#### EXERCISE:
In your copy, reproduce each entry exactly and include no picture.

#### PROVIDED MATERIAL:
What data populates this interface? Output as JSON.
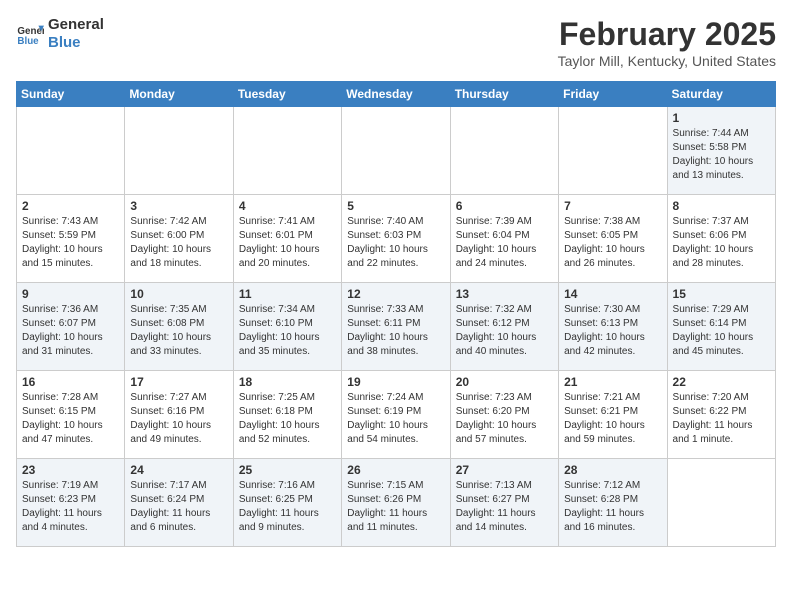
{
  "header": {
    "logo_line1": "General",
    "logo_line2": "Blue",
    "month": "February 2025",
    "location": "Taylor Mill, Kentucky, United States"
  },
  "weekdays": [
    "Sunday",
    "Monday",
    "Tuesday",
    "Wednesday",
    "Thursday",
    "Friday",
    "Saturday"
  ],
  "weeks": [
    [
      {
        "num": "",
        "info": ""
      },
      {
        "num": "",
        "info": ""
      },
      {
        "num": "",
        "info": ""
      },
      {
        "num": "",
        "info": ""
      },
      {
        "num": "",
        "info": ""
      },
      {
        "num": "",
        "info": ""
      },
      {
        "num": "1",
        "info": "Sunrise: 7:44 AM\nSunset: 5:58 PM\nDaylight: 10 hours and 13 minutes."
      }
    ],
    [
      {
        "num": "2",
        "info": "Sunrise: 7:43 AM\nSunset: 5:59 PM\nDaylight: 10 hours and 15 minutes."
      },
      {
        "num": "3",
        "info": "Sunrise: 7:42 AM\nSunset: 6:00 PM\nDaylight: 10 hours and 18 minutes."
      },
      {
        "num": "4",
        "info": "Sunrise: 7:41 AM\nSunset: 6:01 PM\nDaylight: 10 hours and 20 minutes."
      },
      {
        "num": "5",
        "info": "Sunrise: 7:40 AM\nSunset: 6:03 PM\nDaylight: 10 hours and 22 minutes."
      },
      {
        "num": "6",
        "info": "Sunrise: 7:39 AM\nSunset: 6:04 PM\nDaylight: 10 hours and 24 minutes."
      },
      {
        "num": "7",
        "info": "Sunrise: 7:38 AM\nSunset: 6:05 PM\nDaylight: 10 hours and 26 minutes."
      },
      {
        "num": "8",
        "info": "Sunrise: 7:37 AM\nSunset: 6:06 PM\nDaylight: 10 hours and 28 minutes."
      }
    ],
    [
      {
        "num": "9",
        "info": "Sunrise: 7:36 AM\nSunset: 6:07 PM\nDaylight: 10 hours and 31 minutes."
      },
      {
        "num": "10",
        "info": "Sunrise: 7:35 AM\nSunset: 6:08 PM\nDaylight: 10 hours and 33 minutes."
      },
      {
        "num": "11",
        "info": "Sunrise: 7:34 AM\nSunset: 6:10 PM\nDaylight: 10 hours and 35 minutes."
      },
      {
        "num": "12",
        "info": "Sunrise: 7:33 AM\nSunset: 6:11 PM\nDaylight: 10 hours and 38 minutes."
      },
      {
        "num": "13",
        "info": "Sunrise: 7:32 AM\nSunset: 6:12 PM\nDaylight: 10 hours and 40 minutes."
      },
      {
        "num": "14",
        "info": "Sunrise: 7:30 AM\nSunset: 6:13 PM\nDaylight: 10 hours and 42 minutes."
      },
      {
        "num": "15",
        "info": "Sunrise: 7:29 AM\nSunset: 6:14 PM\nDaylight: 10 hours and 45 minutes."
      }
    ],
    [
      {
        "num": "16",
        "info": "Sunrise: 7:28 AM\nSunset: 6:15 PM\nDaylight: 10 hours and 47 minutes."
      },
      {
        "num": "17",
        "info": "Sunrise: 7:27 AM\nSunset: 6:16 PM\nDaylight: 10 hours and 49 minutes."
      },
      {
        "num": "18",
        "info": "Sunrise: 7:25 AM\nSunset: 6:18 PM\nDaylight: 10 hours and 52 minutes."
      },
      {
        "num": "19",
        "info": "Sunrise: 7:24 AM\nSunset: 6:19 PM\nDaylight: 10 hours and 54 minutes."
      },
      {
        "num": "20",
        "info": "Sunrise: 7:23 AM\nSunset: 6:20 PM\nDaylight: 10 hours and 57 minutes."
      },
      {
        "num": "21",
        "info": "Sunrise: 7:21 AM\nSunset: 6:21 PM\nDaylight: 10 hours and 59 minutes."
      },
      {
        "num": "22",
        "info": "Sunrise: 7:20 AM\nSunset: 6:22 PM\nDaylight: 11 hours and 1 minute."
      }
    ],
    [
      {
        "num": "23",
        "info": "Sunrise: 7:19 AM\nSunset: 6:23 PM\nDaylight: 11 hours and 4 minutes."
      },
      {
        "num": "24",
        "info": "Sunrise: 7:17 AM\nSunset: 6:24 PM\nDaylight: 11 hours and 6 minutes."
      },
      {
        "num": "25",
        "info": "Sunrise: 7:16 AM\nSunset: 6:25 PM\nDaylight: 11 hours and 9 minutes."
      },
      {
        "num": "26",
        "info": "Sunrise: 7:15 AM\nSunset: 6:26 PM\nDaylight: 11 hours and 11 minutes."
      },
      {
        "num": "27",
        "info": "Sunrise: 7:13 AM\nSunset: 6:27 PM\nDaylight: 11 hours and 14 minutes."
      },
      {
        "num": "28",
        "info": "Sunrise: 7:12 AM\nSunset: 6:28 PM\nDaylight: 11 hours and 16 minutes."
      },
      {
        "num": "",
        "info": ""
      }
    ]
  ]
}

#### RESULT OF THIS TASK:
What data populates this interface? Output as JSON.
{
  "header": {
    "logo_line1": "General",
    "logo_line2": "Blue",
    "month": "February 2025",
    "location": "Taylor Mill, Kentucky, United States"
  },
  "weekdays": [
    "Sunday",
    "Monday",
    "Tuesday",
    "Wednesday",
    "Thursday",
    "Friday",
    "Saturday"
  ],
  "weeks": [
    [
      {
        "num": "",
        "info": ""
      },
      {
        "num": "",
        "info": ""
      },
      {
        "num": "",
        "info": ""
      },
      {
        "num": "",
        "info": ""
      },
      {
        "num": "",
        "info": ""
      },
      {
        "num": "",
        "info": ""
      },
      {
        "num": "1",
        "info": "Sunrise: 7:44 AM\nSunset: 5:58 PM\nDaylight: 10 hours and 13 minutes."
      }
    ],
    [
      {
        "num": "2",
        "info": "Sunrise: 7:43 AM\nSunset: 5:59 PM\nDaylight: 10 hours and 15 minutes."
      },
      {
        "num": "3",
        "info": "Sunrise: 7:42 AM\nSunset: 6:00 PM\nDaylight: 10 hours and 18 minutes."
      },
      {
        "num": "4",
        "info": "Sunrise: 7:41 AM\nSunset: 6:01 PM\nDaylight: 10 hours and 20 minutes."
      },
      {
        "num": "5",
        "info": "Sunrise: 7:40 AM\nSunset: 6:03 PM\nDaylight: 10 hours and 22 minutes."
      },
      {
        "num": "6",
        "info": "Sunrise: 7:39 AM\nSunset: 6:04 PM\nDaylight: 10 hours and 24 minutes."
      },
      {
        "num": "7",
        "info": "Sunrise: 7:38 AM\nSunset: 6:05 PM\nDaylight: 10 hours and 26 minutes."
      },
      {
        "num": "8",
        "info": "Sunrise: 7:37 AM\nSunset: 6:06 PM\nDaylight: 10 hours and 28 minutes."
      }
    ],
    [
      {
        "num": "9",
        "info": "Sunrise: 7:36 AM\nSunset: 6:07 PM\nDaylight: 10 hours and 31 minutes."
      },
      {
        "num": "10",
        "info": "Sunrise: 7:35 AM\nSunset: 6:08 PM\nDaylight: 10 hours and 33 minutes."
      },
      {
        "num": "11",
        "info": "Sunrise: 7:34 AM\nSunset: 6:10 PM\nDaylight: 10 hours and 35 minutes."
      },
      {
        "num": "12",
        "info": "Sunrise: 7:33 AM\nSunset: 6:11 PM\nDaylight: 10 hours and 38 minutes."
      },
      {
        "num": "13",
        "info": "Sunrise: 7:32 AM\nSunset: 6:12 PM\nDaylight: 10 hours and 40 minutes."
      },
      {
        "num": "14",
        "info": "Sunrise: 7:30 AM\nSunset: 6:13 PM\nDaylight: 10 hours and 42 minutes."
      },
      {
        "num": "15",
        "info": "Sunrise: 7:29 AM\nSunset: 6:14 PM\nDaylight: 10 hours and 45 minutes."
      }
    ],
    [
      {
        "num": "16",
        "info": "Sunrise: 7:28 AM\nSunset: 6:15 PM\nDaylight: 10 hours and 47 minutes."
      },
      {
        "num": "17",
        "info": "Sunrise: 7:27 AM\nSunset: 6:16 PM\nDaylight: 10 hours and 49 minutes."
      },
      {
        "num": "18",
        "info": "Sunrise: 7:25 AM\nSunset: 6:18 PM\nDaylight: 10 hours and 52 minutes."
      },
      {
        "num": "19",
        "info": "Sunrise: 7:24 AM\nSunset: 6:19 PM\nDaylight: 10 hours and 54 minutes."
      },
      {
        "num": "20",
        "info": "Sunrise: 7:23 AM\nSunset: 6:20 PM\nDaylight: 10 hours and 57 minutes."
      },
      {
        "num": "21",
        "info": "Sunrise: 7:21 AM\nSunset: 6:21 PM\nDaylight: 10 hours and 59 minutes."
      },
      {
        "num": "22",
        "info": "Sunrise: 7:20 AM\nSunset: 6:22 PM\nDaylight: 11 hours and 1 minute."
      }
    ],
    [
      {
        "num": "23",
        "info": "Sunrise: 7:19 AM\nSunset: 6:23 PM\nDaylight: 11 hours and 4 minutes."
      },
      {
        "num": "24",
        "info": "Sunrise: 7:17 AM\nSunset: 6:24 PM\nDaylight: 11 hours and 6 minutes."
      },
      {
        "num": "25",
        "info": "Sunrise: 7:16 AM\nSunset: 6:25 PM\nDaylight: 11 hours and 9 minutes."
      },
      {
        "num": "26",
        "info": "Sunrise: 7:15 AM\nSunset: 6:26 PM\nDaylight: 11 hours and 11 minutes."
      },
      {
        "num": "27",
        "info": "Sunrise: 7:13 AM\nSunset: 6:27 PM\nDaylight: 11 hours and 14 minutes."
      },
      {
        "num": "28",
        "info": "Sunrise: 7:12 AM\nSunset: 6:28 PM\nDaylight: 11 hours and 16 minutes."
      },
      {
        "num": "",
        "info": ""
      }
    ]
  ]
}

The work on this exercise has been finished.